An interview with a Deaf activist (level B2)

Most of this interview is in its original format, with slight changes made so it suits a blog format.

What inspired you to start your YouTube Channel/Blog?

As a teen I wanted somewhere to share my frustrations and talk about my experiences of living life with deafness. Someone close to me suggested writing a blog, and there, Deafie Blogger was born. It’s a platform where I share stories about my life, challenges/obstacles, how I overcome them, experiences, achievements, and inspiring others with my motto: “Deaf people can achieve anything they dream of, given the right support.”

What are your tips for hearing people who are interacting with members of the D/deaf community?

– Speak normally, clearly and use body language/facial expressions/gestures to communicate

– If people don’t understand, please repeat or phrase in a different way — please don’t give up/or say “it doesn’t matter”, or “I’ll tell you later.” We want to know what you said!

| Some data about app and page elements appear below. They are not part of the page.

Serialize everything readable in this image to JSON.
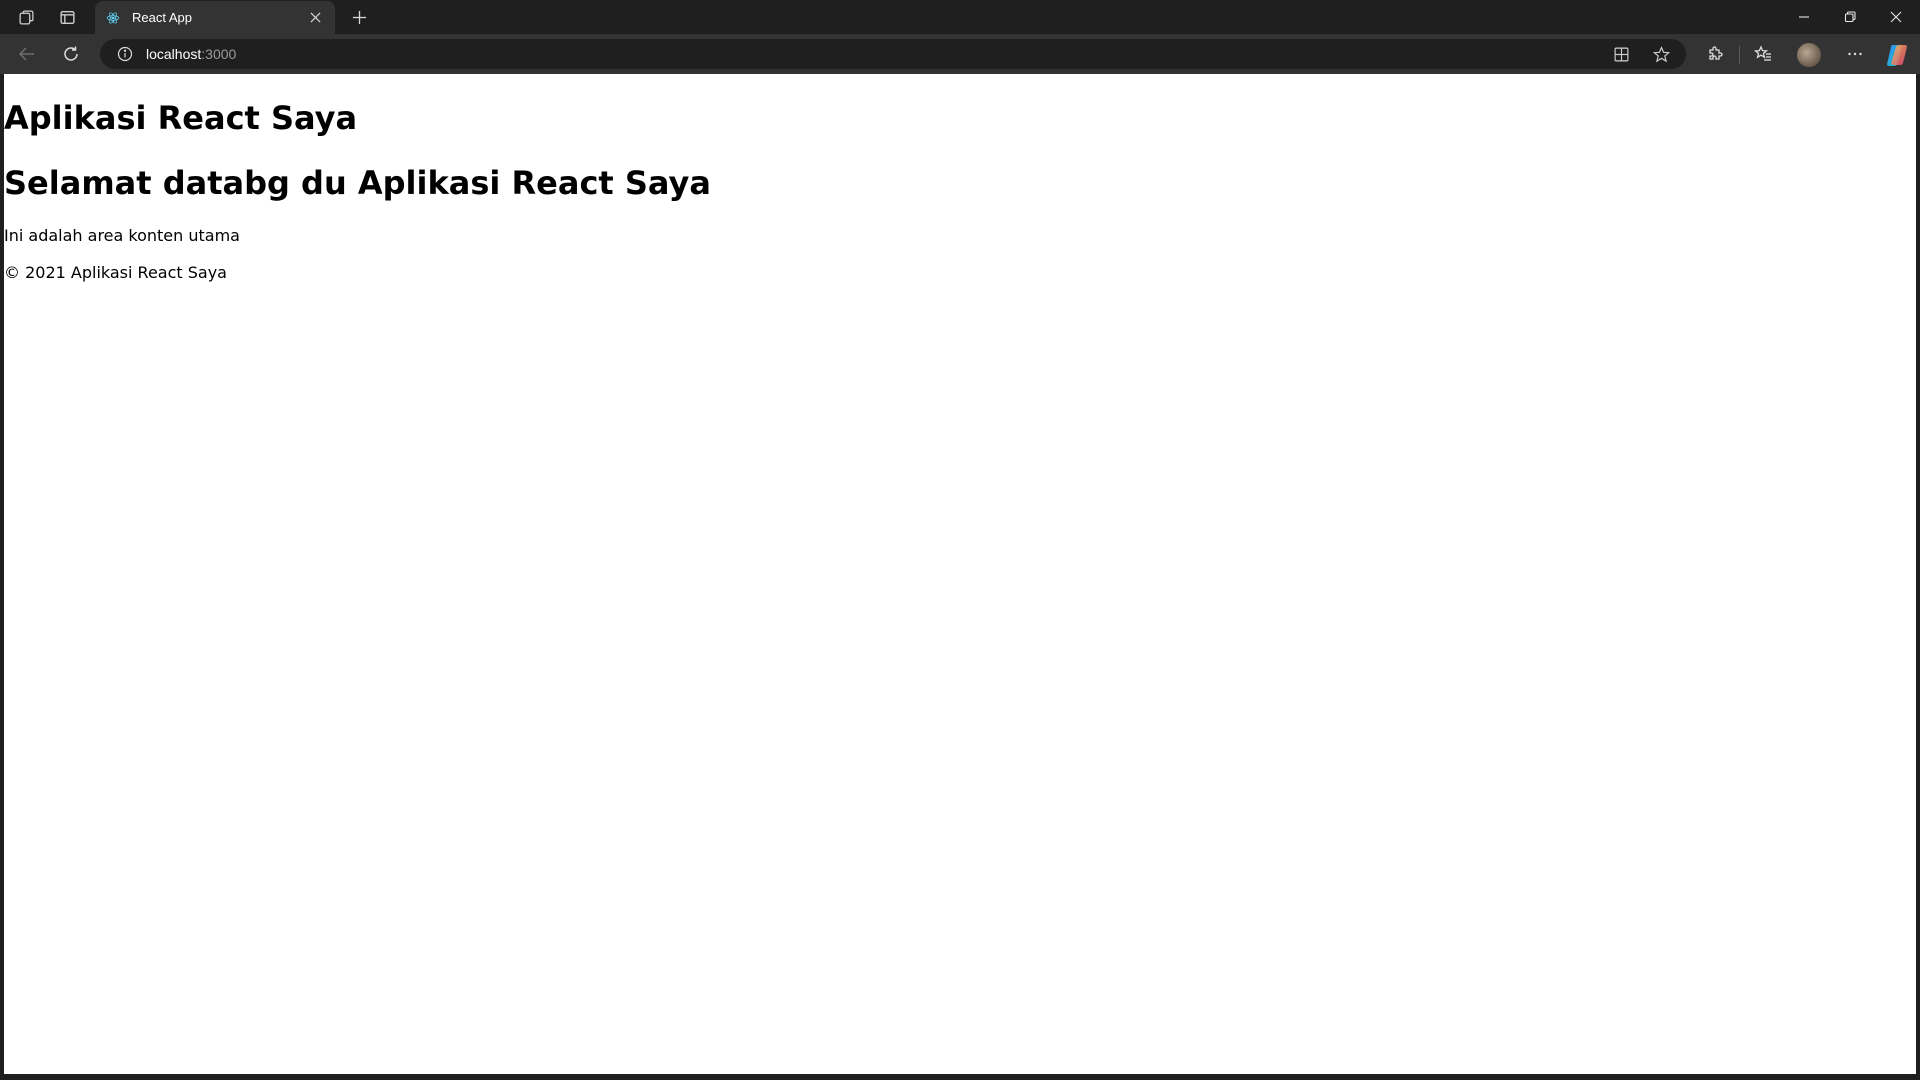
{
  "browser": {
    "tab": {
      "title": "React App",
      "favicon": "react-logo-icon"
    },
    "address_bar": {
      "host": "localhost",
      "port": ":3000"
    },
    "icons": {
      "workspaces": "workspaces-icon",
      "tab_actions": "tab-actions-icon",
      "new_tab": "plus-icon",
      "back": "back-arrow-icon",
      "refresh": "refresh-icon",
      "site_info": "info-icon",
      "app_available": "app-available-icon",
      "favorite": "star-icon",
      "extensions": "puzzle-icon",
      "favorites": "favorites-icon",
      "profile": "avatar",
      "menu": "more-icon",
      "copilot": "copilot-icon",
      "minimize": "minimize-icon",
      "restore": "restore-icon",
      "close": "close-icon"
    },
    "colors": {
      "chrome": "#1f1f1f",
      "toolbar": "#333333",
      "page_bg": "#ffffff"
    }
  },
  "page": {
    "app_title": "Aplikasi React Saya",
    "welcome_title": "Selamat databg du Aplikasi React Saya",
    "main_text": "Ini adalah area konten utama",
    "footer_text": "© 2021 Aplikasi React Saya"
  }
}
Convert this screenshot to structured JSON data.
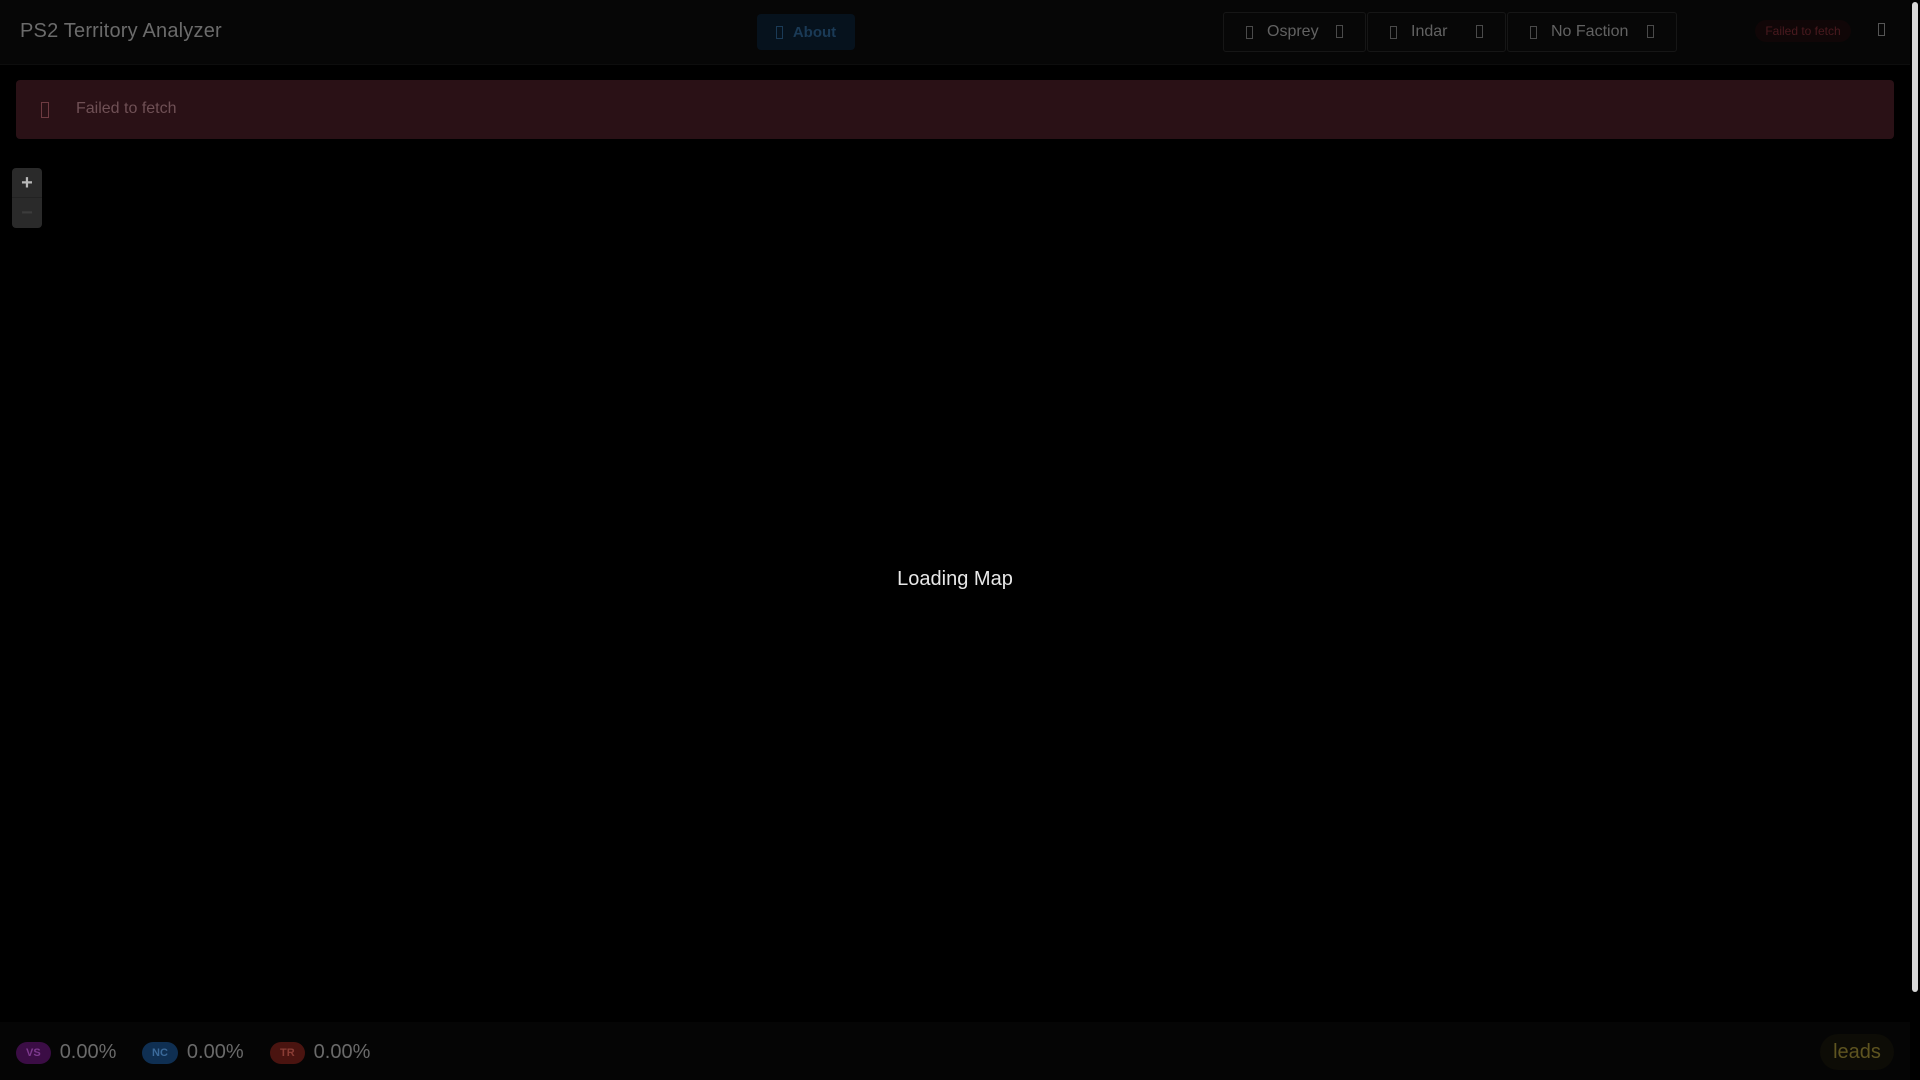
{
  "navbar": {
    "title": "PS2 Territory Analyzer",
    "about_label": "About",
    "server_selector": {
      "label": "Osprey",
      "icon": "server-icon"
    },
    "continent_selector": {
      "label": "Indar",
      "icon": "map-icon"
    },
    "faction_selector": {
      "label": "No Faction",
      "icon": "flag-icon"
    },
    "status_text": "Failed to fetch",
    "menu_icon": "menu-icon"
  },
  "alert": {
    "message": "Failed to fetch",
    "icon": "warning-icon",
    "color": "#2a1116"
  },
  "map": {
    "zoom_in": "+",
    "zoom_out": "−",
    "loading_text": "Loading Map"
  },
  "footer": {
    "factions": [
      {
        "badge": "VS",
        "percent": "0.00%",
        "color": "#3b0d45"
      },
      {
        "badge": "NC",
        "percent": "0.00%",
        "color": "#0f2f52"
      },
      {
        "badge": "TR",
        "percent": "0.00%",
        "color": "#4a1410"
      }
    ],
    "leads_label": "leads"
  }
}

– Write or type it down/use diagrams.

– Ensure good lighting/minimal background noise/please don’t cover your mouth or turn away when speaking.

– Learn some basic sign language — it goes a long way!

What would you recommend to make a YouTube channel more friendly for members of the D/deaf community?

Post engaging content things people wish to watch. Topical videos, personal videos, discussion videos, Q&A’s they all work well. Try searching for topics on YouTube and seeing whether there’s a gap in the market. Think about the gaps that exist and what you personally can create.

Think about thumbnail images make it eye-catching and visually relevant for D/deaf people, especially it’s a good prompt to what the video is about and encourages them to watch.

Add tags to your videos make the title and subheading/descriptions searchable and descriptive, and informative. Provide links.

Finally, SUBTITLES! Please subtitle/caption all YouTube videos. This makes it accessible for D/deaf people, as well as other languages, or people with disabilities/learning disabilities etc. It also increases SEO, engagement, and views. If you can’t add subtitles, please provide a transcript.

Could you please tell me about subtitled cinema: Why did the campaign start, and what still needs to be done?

Born out of frustration of not being able to go to the cinema on a regular basis or to see a new film release with friends or family, I wanted to do something about this, so my #SubtitledCinema Campaign began. I have had meetings with industry leaders to bring about change, but it’s a slow process. Now with COVID-19, I hope this won’t affect the campaign or put it back to how it originally was.

Anything else you feel is important?

Deaf awareness and accessibility are the two things important to me. Communication is a two way process; we have to meet in the middle; the emphasis is not all on the deaf person. Making services/videos/websites/content accessible to D/deaf people is important; providing accessible contact methods too. We have an equal right to access it; we shouldn’t have to ask. Deaf awareness and learning about deafness, about communication methods, sign language, lip-reading and so on, and the varied levels of hearing loss, makes so much difference.

For an explanation of the term D/deaf, see the following link:

More info about Deafie Blogger and the #SubtitledCinema Campaign can be found on her blog, more general info about her Deaf activism can be found on the other sites listed below: